(EXTRACTED MATERIAL begins)

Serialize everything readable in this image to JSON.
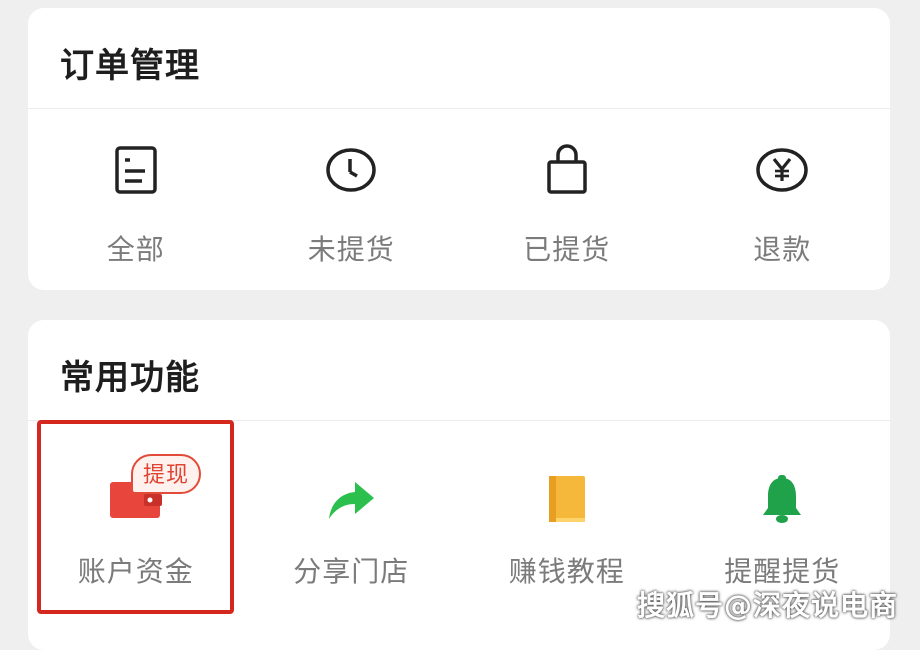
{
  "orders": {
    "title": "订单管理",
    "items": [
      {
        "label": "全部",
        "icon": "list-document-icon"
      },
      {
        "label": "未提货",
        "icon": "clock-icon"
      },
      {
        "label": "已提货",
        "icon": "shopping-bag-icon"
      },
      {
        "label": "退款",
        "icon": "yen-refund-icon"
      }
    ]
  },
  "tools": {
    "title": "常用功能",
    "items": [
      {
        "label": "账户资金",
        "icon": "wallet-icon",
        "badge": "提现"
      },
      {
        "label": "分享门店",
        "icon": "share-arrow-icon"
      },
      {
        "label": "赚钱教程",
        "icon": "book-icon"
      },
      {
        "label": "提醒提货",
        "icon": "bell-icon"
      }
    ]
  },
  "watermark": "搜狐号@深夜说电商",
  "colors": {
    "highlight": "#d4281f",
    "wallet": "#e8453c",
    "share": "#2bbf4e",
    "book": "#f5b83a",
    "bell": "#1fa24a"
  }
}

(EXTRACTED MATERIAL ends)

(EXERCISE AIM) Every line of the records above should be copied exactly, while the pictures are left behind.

(RESULT OF THE EXERCISE)
Serialize everything readable in this image to JSON.
{
  "orders": {
    "title": "订单管理",
    "items": [
      {
        "label": "全部",
        "icon": "list-document-icon"
      },
      {
        "label": "未提货",
        "icon": "clock-icon"
      },
      {
        "label": "已提货",
        "icon": "shopping-bag-icon"
      },
      {
        "label": "退款",
        "icon": "yen-refund-icon"
      }
    ]
  },
  "tools": {
    "title": "常用功能",
    "items": [
      {
        "label": "账户资金",
        "icon": "wallet-icon",
        "badge": "提现"
      },
      {
        "label": "分享门店",
        "icon": "share-arrow-icon"
      },
      {
        "label": "赚钱教程",
        "icon": "book-icon"
      },
      {
        "label": "提醒提货",
        "icon": "bell-icon"
      }
    ]
  },
  "watermark": "搜狐号@深夜说电商",
  "colors": {
    "highlight": "#d4281f",
    "wallet": "#e8453c",
    "share": "#2bbf4e",
    "book": "#f5b83a",
    "bell": "#1fa24a"
  }
}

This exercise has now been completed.